**YOUR ASSIGNMENT**. What you return must be the lines of the data that hold the word "JSON".
(SOURCE INFORMATION begins)
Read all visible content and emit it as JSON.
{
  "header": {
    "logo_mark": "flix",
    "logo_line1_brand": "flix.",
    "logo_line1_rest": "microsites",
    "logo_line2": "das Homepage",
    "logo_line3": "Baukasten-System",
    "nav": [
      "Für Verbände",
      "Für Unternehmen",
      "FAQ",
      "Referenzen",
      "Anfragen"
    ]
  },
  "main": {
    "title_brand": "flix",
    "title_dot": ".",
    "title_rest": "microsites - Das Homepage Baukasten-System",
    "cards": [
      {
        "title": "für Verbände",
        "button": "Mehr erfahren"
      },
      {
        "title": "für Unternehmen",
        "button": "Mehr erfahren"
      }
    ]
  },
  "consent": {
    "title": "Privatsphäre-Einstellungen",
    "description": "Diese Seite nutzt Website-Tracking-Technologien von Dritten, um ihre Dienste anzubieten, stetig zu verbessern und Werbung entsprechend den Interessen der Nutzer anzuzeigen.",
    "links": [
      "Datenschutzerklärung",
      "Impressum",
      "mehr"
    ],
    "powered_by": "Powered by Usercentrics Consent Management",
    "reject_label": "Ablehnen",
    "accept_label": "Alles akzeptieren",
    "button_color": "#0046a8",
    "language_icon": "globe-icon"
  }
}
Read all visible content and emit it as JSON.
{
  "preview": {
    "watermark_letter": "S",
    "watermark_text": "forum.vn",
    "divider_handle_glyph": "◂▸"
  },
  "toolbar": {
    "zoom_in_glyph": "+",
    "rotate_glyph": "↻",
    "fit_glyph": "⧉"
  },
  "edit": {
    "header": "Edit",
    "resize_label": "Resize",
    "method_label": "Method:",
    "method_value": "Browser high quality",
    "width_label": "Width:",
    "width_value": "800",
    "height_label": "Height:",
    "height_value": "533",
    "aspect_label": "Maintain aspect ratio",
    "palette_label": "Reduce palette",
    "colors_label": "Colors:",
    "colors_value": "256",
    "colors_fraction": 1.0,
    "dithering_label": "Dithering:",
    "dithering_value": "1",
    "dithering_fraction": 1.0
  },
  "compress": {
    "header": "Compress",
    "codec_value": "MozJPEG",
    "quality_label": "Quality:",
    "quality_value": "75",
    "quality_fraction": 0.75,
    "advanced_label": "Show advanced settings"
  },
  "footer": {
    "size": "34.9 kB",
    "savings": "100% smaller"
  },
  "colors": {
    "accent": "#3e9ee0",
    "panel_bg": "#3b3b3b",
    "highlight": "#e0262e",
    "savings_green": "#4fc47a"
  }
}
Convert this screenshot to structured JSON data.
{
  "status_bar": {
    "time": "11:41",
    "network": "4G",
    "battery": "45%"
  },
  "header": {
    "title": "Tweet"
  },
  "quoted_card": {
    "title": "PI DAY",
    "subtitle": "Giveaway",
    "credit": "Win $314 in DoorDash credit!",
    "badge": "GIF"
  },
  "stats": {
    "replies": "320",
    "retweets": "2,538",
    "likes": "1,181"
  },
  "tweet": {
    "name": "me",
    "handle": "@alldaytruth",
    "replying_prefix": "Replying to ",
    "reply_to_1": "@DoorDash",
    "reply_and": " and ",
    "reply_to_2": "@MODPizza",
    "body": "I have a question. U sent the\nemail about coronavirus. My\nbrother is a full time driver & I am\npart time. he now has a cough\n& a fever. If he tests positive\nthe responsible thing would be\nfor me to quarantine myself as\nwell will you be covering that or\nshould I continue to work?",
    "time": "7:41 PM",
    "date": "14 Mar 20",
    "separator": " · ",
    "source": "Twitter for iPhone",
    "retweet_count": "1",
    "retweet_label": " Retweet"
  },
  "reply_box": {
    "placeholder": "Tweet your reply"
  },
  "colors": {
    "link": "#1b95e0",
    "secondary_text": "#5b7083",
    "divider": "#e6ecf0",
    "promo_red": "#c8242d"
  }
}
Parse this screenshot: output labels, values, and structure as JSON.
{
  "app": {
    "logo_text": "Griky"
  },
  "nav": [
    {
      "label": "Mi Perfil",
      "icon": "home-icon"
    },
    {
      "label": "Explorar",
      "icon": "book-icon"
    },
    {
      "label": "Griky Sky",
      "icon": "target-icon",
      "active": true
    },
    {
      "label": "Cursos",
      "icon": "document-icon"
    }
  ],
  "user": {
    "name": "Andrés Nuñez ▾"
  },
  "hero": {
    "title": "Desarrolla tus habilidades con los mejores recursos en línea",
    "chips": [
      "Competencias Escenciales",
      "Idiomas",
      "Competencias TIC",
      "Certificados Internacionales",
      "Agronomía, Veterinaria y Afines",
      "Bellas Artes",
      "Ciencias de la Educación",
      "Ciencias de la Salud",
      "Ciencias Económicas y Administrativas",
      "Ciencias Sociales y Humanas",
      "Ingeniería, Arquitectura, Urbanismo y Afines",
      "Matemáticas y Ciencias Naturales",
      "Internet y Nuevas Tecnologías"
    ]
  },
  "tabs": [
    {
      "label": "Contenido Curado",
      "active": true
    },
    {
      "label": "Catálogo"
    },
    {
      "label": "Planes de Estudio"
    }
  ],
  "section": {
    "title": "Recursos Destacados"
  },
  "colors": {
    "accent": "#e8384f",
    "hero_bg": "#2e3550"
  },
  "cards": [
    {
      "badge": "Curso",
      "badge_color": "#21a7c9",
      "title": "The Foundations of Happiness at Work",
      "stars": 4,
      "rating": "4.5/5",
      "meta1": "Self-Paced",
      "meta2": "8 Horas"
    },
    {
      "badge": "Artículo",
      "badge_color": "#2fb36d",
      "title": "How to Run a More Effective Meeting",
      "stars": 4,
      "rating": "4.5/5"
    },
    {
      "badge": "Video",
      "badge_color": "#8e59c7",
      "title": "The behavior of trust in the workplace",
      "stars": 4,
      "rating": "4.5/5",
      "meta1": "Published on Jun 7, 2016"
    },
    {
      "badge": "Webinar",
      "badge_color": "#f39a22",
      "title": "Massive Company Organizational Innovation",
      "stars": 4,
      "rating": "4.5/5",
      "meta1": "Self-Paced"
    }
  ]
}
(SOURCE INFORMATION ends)
**WRITTEN RESPONSE**.
Read all visible content and emit it as JSON.
Read all visible content and emit it as JSON.
Convert this screenshot to structured JSON data.
Parse this screenshot: output labels, values, and structure as JSON.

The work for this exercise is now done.